Goal of the exercise: When you copy the data that follows, reproduce every word exactly and leave out the images.

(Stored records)
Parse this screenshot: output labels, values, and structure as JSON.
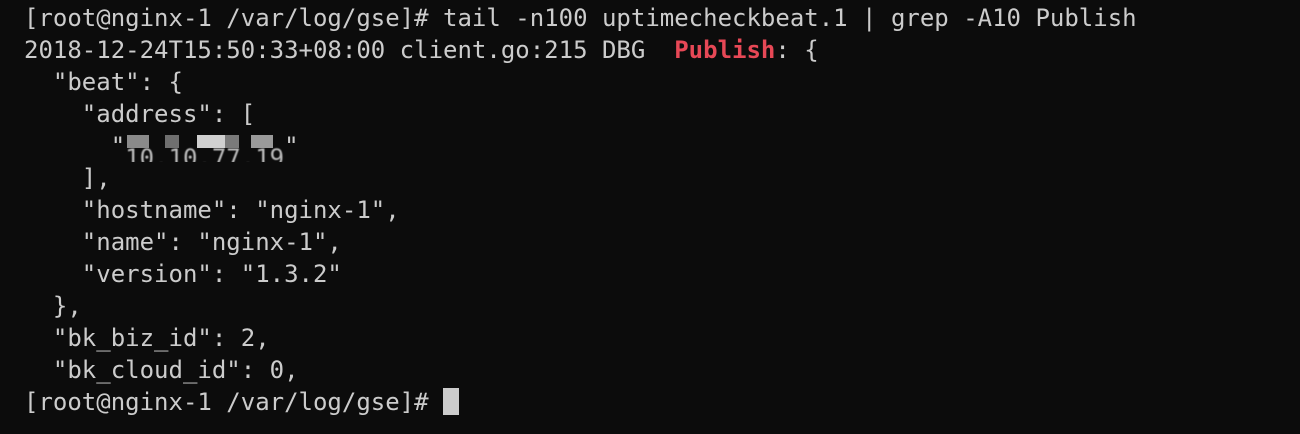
{
  "terminal": {
    "command_line": {
      "prompt": "[root@nginx-1 /var/log/gse]# ",
      "command": "tail -n100 uptimecheckbeat.1 | grep -A10 Publish"
    },
    "log_line": {
      "prefix": "2018-12-24T15:50:33+08:00 client.go:215 DBG  ",
      "match": "Publish",
      "suffix": ": {"
    },
    "json_lines": [
      "  \"beat\": {",
      "    \"address\": [",
      "      \"",
      "    ],",
      "    \"hostname\": \"nginx-1\",",
      "    \"name\": \"nginx-1\",",
      "    \"version\": \"1.3.2\"",
      "  },",
      "  \"bk_biz_id\": 2,",
      "  \"bk_cloud_id\": 0,"
    ],
    "redacted_address": {
      "visible_fragment": "10.10.77.19",
      "closing_quote": "\""
    },
    "final_prompt": "[root@nginx-1 /var/log/gse]# "
  },
  "colors": {
    "background": "#0c0c0c",
    "foreground": "#cccccc",
    "highlight": "#e74856"
  }
}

Output for this exercise:
Parse this screenshot: output labels, values, and structure as JSON.
{
  "terminal": {
    "command_line": {
      "prompt": "[root@nginx-1 /var/log/gse]# ",
      "command": "tail -n100 uptimecheckbeat.1 | grep -A10 Publish"
    },
    "log_line": {
      "prefix": "2018-12-24T15:50:33+08:00 client.go:215 DBG  ",
      "match": "Publish",
      "suffix": ": {"
    },
    "json_lines": [
      "  \"beat\": {",
      "    \"address\": [",
      "      \"",
      "    ],",
      "    \"hostname\": \"nginx-1\",",
      "    \"name\": \"nginx-1\",",
      "    \"version\": \"1.3.2\"",
      "  },",
      "  \"bk_biz_id\": 2,",
      "  \"bk_cloud_id\": 0,"
    ],
    "redacted_address": {
      "visible_fragment": "10.10.77.19",
      "closing_quote": "\""
    },
    "final_prompt": "[root@nginx-1 /var/log/gse]# "
  },
  "colors": {
    "background": "#0c0c0c",
    "foreground": "#cccccc",
    "highlight": "#e74856"
  }
}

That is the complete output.